ISTANBUL, Sept 19 (Reuters) - Turkey’s leading banks have discussed creating an asset management company (AMC) to house their higher-quality non-performing loans (NPLs) as a possible solution to the country’s bad-debt problem, said two people familiar with the talks.
State and private banks discussed the idea before the BDDK banking watchdog’s announcement on Tuesday that lenders must convert 46 billion lira ($8.1 billion) in loans to NPLs and provision for losses by the end of the year.
The sources, a senior banker and a bank adviser who both requested anonymity, said talks are ongoing. An AMC is a possible alternative to an effort to establish a fund-of-funds to hold tens of billions of dollars of bad construction and energy sector debt, they said.

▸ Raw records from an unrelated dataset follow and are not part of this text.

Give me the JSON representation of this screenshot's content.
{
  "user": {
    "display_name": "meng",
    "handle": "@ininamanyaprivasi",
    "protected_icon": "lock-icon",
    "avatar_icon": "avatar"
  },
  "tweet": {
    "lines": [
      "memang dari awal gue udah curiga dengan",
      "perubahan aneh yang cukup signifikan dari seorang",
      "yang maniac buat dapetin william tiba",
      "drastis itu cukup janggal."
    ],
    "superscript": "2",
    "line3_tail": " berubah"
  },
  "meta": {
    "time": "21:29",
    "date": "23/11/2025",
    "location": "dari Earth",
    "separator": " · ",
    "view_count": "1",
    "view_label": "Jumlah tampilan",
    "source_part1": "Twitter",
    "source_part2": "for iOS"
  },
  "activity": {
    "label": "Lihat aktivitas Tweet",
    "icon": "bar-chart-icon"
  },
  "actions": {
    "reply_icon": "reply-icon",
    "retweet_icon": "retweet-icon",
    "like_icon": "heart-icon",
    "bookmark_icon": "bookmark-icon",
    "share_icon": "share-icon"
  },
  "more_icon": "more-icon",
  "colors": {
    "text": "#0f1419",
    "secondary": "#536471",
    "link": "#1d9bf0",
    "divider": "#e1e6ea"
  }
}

The fund-of-funds effort, which had ben proposed by Treasury Minister Berat Albayrak, stalled over the spring and summer as bankers shelved or dismissed initial plans, Reuters reported in July.

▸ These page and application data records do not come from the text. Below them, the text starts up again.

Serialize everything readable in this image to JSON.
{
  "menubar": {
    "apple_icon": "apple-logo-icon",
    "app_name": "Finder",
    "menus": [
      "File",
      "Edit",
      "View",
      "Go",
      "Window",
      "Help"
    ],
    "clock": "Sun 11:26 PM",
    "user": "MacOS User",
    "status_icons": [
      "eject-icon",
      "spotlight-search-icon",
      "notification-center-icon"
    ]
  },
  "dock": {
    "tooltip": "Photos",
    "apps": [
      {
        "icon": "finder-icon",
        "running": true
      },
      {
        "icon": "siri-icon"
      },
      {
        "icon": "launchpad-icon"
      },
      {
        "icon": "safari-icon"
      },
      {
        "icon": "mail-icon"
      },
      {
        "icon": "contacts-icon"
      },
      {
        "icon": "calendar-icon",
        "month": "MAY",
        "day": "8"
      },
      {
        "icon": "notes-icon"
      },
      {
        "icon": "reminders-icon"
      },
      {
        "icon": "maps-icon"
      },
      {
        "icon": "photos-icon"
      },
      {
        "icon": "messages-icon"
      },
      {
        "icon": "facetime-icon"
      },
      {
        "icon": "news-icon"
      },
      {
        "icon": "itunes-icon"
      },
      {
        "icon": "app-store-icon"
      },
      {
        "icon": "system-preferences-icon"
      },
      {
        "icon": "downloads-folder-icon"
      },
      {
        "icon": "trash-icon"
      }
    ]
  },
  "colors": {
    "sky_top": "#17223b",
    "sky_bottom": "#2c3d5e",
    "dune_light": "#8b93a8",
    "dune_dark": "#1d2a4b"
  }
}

It would take time to establish an AMC and no final decisions have been made, the sources said.
The adviser said the idea was to transfer to the AMC non-performing loans that were “not hopeless” and could yet pay out, adding that lawyers had been consulted about the idea.
Turkish companies, mostly in the construction and energy sectors, have struggled to service bad debt lingering on banks’ balance sheets, which represents one of the worst hangovers from last year’s currency crisis.
The crisis sliced nearly 30% off the Turkish lira, ended years of a construction-driven boom fueled by cheap foreign credit and sent inflation and interest rates soaring as the $766 billion economy slipped into a recession that has stretched into 2019. ($1 = 5.7030 liras) (Reporting by Ebru Tuncay and Jonathan Spicer Editing by Dominic Evans and David Goodman)